Nasties, formally referred to as Bear Necessities, hosts rowdy crowds of freshmen and upperclassmen in search of a greasy fix. Cooks stay up well into the night in order to supply students with burgers, fries, mozzarella sticks, wings and the like.
In 2006, a film called Crash took the Oscar for Best Picture home, prompting a surge of outrage. It is now best remembered as the punch line of jokes about unwarranted Oscar-winners and is perhaps more reviled than is necessary. Is it a bad film? No. But while it is only somewhat clunky and rough around the edges, it is not — in my humble opinion — superior to Capote, Brokeback Mountain, A History of Violence and even Cinderella Man.
Writing music criticism all too often feels like shouting into the void. When musicians remark on criticism, they often do so cautiously.

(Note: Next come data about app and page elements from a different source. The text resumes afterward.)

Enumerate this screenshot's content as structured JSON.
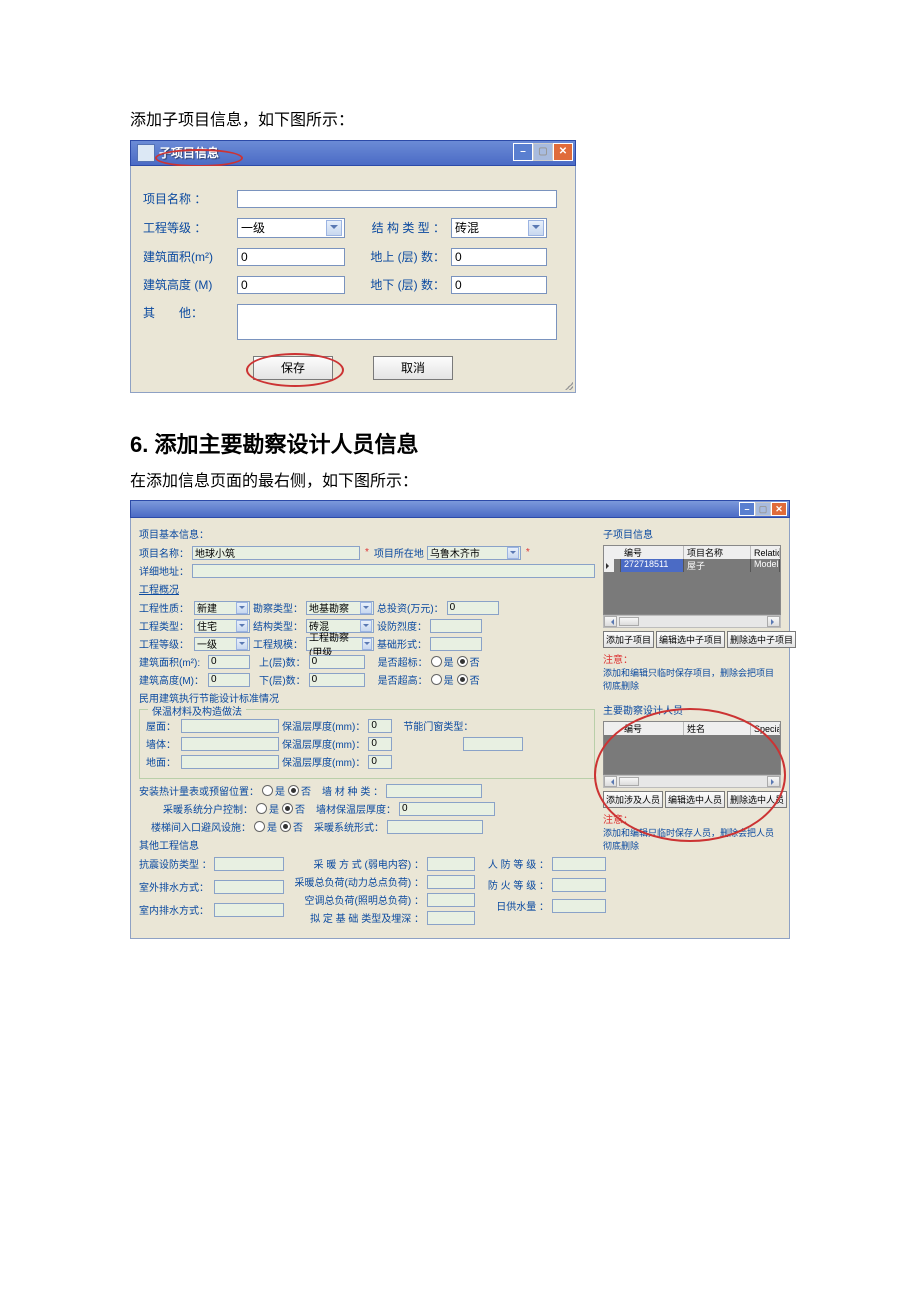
{
  "doc": {
    "intro1": "添加子项目信息，如下图所示：",
    "section_heading": "6. 添加主要勘察设计人员信息",
    "intro2": "在添加信息页面的最右侧，如下图所示："
  },
  "dlg1": {
    "title": "子项目信息",
    "labels": {
      "project_name": "项目名称 ：",
      "grade": "工程等级 ：",
      "struct_type": "结 构 类 型 ：",
      "area": "建筑面积(m²)",
      "above": "地上 (层) 数：",
      "height": "建筑高度 (M)",
      "below": "地下 (层) 数：",
      "other": "其　　他："
    },
    "values": {
      "grade": "一级",
      "struct_type": "砖混",
      "area": "0",
      "above": "0",
      "height": "0",
      "below": "0"
    },
    "buttons": {
      "save": "保存",
      "cancel": "取消"
    }
  },
  "dlg2": {
    "sections": {
      "basic": "项目基本信息：",
      "overview_link": "工程概况",
      "energy": "民用建筑执行节能设计标准情况",
      "insulation_fs": "保温材料及构造做法",
      "other_eng": "其他工程信息",
      "sub_hdr": "子项目信息",
      "designers_hdr": "主要勘察设计人员"
    },
    "labels": {
      "project_name": "项目名称：",
      "project_location": "项目所在地",
      "detail_addr": "详细地址：",
      "eng_nature": "工程性质：",
      "survey_type": "勘察类型：",
      "total_invest": "总投资(万元)：",
      "eng_type": "工程类型：",
      "struct_type": "结构类型：",
      "seismic_intensity": "设防烈度：",
      "eng_grade": "工程等级：",
      "eng_scale": "工程规模：",
      "foundation": "基础形式：",
      "area": "建筑面积(m²):",
      "above": "上(层)数：",
      "over_std": "是否超标：",
      "height": "建筑高度(M)：",
      "below": "下(层)数：",
      "over_height": "是否超高：",
      "yes": "是",
      "no": "否",
      "roof": "屋面：",
      "wall": "墙体：",
      "floor": "地面：",
      "ins_thk": "保温层厚度(mm)：",
      "es_door": "节能门窗类型：",
      "meter_pos": "安装热计量表或预留位置：",
      "wall_kind": "墙 材 种 类 ：",
      "heating_split": "采暖系统分户控制：",
      "wall_ins_thk": "墙材保温层厚度：",
      "stair_shelter": "楼梯间入口避风设施：",
      "heating_form": "采暖系统形式：",
      "seismic_type": "抗震设防类型 ：",
      "heating_mode": "采 暖 方 式 (弱电内容) ：",
      "outdoor_drain": "室外排水方式：",
      "heating_load": "采暖总负荷(动力总点负荷) ：",
      "ac_load": "空调总负荷(照明总负荷) ：",
      "indoor_drain": "室内排水方式：",
      "foundation_depth": "拟 定 基 础 类型及埋深 ：",
      "civil_defense": "人 防 等 级 ：",
      "fire_grade": "防 火 等 级 ：",
      "daily_water": "日供水量 ："
    },
    "values": {
      "project_name": "地球小筑",
      "location": "乌鲁木齐市",
      "eng_nature": "新建",
      "survey_type": "地基勘察",
      "total_invest": "0",
      "eng_type": "住宅",
      "struct_type": "砖混",
      "eng_grade": "一级",
      "eng_scale": "工程勘察(甲级",
      "area": "0",
      "above": "0",
      "height": "0",
      "below": "0",
      "ins_thk": "0",
      "wall_ins_thk": "0"
    },
    "grid_sub": {
      "cols": {
        "blank": "",
        "id": "编号",
        "name": "项目名称",
        "rel": "Relatio"
      },
      "row": {
        "id": "272718511",
        "name": "屋子",
        "rel": "Model.D"
      }
    },
    "grid_des": {
      "cols": {
        "blank": "",
        "id": "编号",
        "name": "姓名",
        "spec": "Special"
      }
    },
    "sub_btns": {
      "add": "添加子项目",
      "edit": "编辑选中子项目",
      "del": "删除选中子项目"
    },
    "des_btns": {
      "add": "添加涉及人员",
      "edit": "编辑选中人员",
      "del": "删除选中人员"
    },
    "notes": {
      "t": "注意：",
      "sub": "添加和编辑只临时保存项目，删除会把项目彻底删除",
      "des": "添加和编辑只临时保存人员，删除会把人员彻底删除"
    }
  }
}
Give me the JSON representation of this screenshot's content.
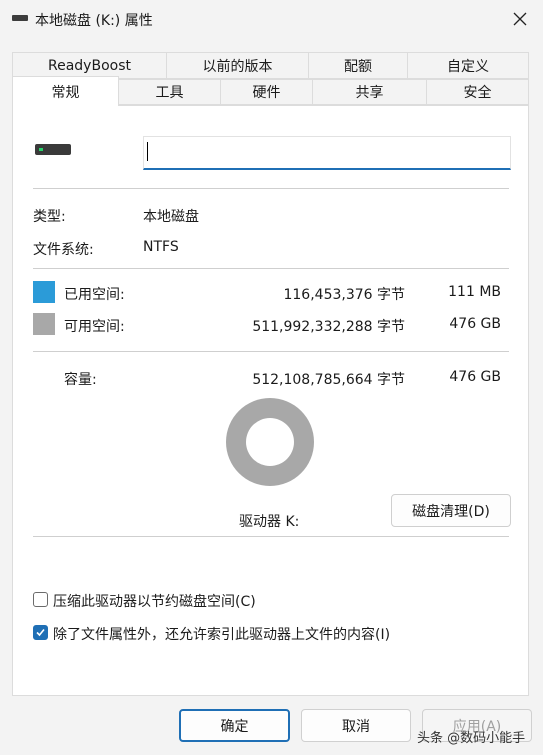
{
  "window": {
    "title": "本地磁盘 (K:) 属性",
    "close_icon": "close-icon"
  },
  "tabs": {
    "row1": [
      "ReadyBoost",
      "以前的版本",
      "配额",
      "自定义"
    ],
    "row2": [
      "常规",
      "工具",
      "硬件",
      "共享",
      "安全"
    ],
    "active": "常规"
  },
  "general": {
    "name_value": "",
    "type_label": "类型:",
    "type_value": "本地磁盘",
    "fs_label": "文件系统:",
    "fs_value": "NTFS",
    "used": {
      "label": "已用空间:",
      "bytes": "116,453,376 字节",
      "size": "111 MB",
      "color": "#2b9bd8"
    },
    "free": {
      "label": "可用空间:",
      "bytes": "511,992,332,288 字节",
      "size": "476 GB",
      "color": "#a8a8a8"
    },
    "capacity": {
      "label": "容量:",
      "bytes": "512,108,785,664 字节",
      "size": "476 GB"
    },
    "drive_label": "驱动器 K:",
    "cleanup_button": "磁盘清理(D)",
    "compress_label": "压缩此驱动器以节约磁盘空间(C)",
    "compress_checked": false,
    "index_label": "除了文件属性外，还允许索引此驱动器上文件的内容(I)",
    "index_checked": true
  },
  "footer": {
    "ok": "确定",
    "cancel": "取消",
    "apply": "应用(A)"
  },
  "watermark": "头条 @数码小能手"
}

Consider St. Vincent’s answer to Jessica Hopper’s question about her public image in a 2011 Village Voice article: “I have one answer for you if the tape recorder is on, and another if it’s off.”
Thus, when musicians openly engage their critical counterparts, it is a rare and valuable occurrence. As such, alt-country artist Ryan Adams’ rage-filled voicemail to concert reviewer Jim DeRogatis is an irreplaceable resource on music criticism, just as important as any Lester Bangs masterpiece.